In regard to Syria, meanwhile, Russia’s Defense Ministry last Thursday issued a statement warning that ISIS has increasingly concentrated its forces in the area around al-Tanaf, near the Syrian-Iraqi border, where the US military maintains a military base and has unilaterally declared a 34-mile exclusion zone around it. US troops there have provided training to so-called “rebels” opposing the government of President Bashar al-Assad and appear to be providing a security screen for ISIS.
Launched on the pretext of carrying out the “annihilation” of ISIS in Iraq and Syria, the illegal US military intervention in Syria has repeatedly seen the US and its local proxies facilitate the flight of ISIS from besieged cities. The most notorious incident was in Raqqa, where a column of vehicles carried 4,000 ISIS fighters and family members, along with their weapons, ammunition and explosives, into the eastern Syrian desert.
The goal was to turn these fighters against government troops and aid in the US operation to deprive Damascus of control over Syria’s oil and gas fields, which are vital for the reconstruction of the war-ravaged country. The US aims in Syria are bound up with wider preparations for war not only against Iran, but against Russia as well.
Finally, in regard to Afghanistan, where the US has waged war for nearly 17 years, the New York Times published an article Sunday titled “Are ISIS Fighters Prisoners or Honored Guests of the Afghan Government?”
The article reported how two senior commanders of ISIS, along with 250 of their fighters, had surrendered to the US-backed Afghan National Army to avoid being routed by the Taliban in northern Afghanistan.
“If they were prisoners, however, it was hard to tell,” the Times reported. “The government arranged for them to stay in a guesthouse in the provincial capital of Sheberghan. Guards were posted around it not to keep the insurgents in, but to keep their potential enemies out, according to the provincial governor.

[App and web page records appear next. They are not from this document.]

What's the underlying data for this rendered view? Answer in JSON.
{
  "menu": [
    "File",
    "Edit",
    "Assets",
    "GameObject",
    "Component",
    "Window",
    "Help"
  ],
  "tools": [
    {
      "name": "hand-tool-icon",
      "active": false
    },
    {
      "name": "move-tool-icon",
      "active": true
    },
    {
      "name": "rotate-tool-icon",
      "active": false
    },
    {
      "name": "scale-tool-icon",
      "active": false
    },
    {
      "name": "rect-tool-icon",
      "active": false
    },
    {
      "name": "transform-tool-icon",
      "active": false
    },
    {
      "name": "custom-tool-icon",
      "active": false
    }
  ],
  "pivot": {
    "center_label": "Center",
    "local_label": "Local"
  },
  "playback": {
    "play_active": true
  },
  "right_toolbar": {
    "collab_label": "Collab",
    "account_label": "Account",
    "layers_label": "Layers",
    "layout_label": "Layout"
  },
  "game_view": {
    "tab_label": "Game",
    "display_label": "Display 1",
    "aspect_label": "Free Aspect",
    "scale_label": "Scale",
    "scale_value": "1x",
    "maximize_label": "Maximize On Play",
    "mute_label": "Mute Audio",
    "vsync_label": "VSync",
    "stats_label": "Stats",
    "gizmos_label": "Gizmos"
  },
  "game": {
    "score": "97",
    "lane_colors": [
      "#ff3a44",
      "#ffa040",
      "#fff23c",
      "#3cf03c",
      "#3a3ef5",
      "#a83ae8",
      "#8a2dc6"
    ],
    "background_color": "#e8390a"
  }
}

Although the fighters were disarmed, they were allowed to keep their cell phones and other personal possessions.”
The Times added that “The dubious nature of the Islamic State surrender has proved a propaganda bonanza for the Taliban.”
The newspaper does not provide any details on the nature of this “propaganda,” but it does report that the ISIS fighters “were ferried from the battlefield in Afghan Army helicopters, avoiding a potentially dangerous journey on the roads.”
The obvious conclusion from this account is that ISIS has functioned as a US asset in Afghanistan, attacking the Taliban and carrying out atrocities aimed at precluding any negotiated resolution of the conflict that does not serve US geo-strategic interests in the region.
This more or less open alliance between the Pentagon and ISIS, a supposed prime target in multiple US military interventions across three continents, is not so much a new policy as the revival of an old one that was never fully abandoned, despite the inflated rhetoric of that greatest of all “fake news” stories, the “global war on terrorism.”
Al Qaeda, the original supposed arch enemy in this unending war, was the direct product of CIA and US support for the Islamist mujahideen in Afghanistan against the Soviet-backed government in the 1980s. Since then, these elements have had a dual use for US imperialism, serving at one stage as proxy forces in wars for regime-change, and at another as a pretext for US interventions in the name of fighting terror.
Under the mantle of the “war on terrorism,” successive US governments, Democratic and Republican alike, have not only conducted wars whose victims number in the millions, but also carried out an unrelenting attack on democratic rights, from domestic spying to censoring the Internet.
The emerging international alliance between the Pentagon and ISIS only serves to expose the real interests underlying these policies, which are bound up with the waging of war to offset US imperialism’s loss of economic preeminence and defend its crumbling global hegemony, and domestic repression to sustain a social order characterized by the most extreme inequality in modern American history.
Bill Van Auken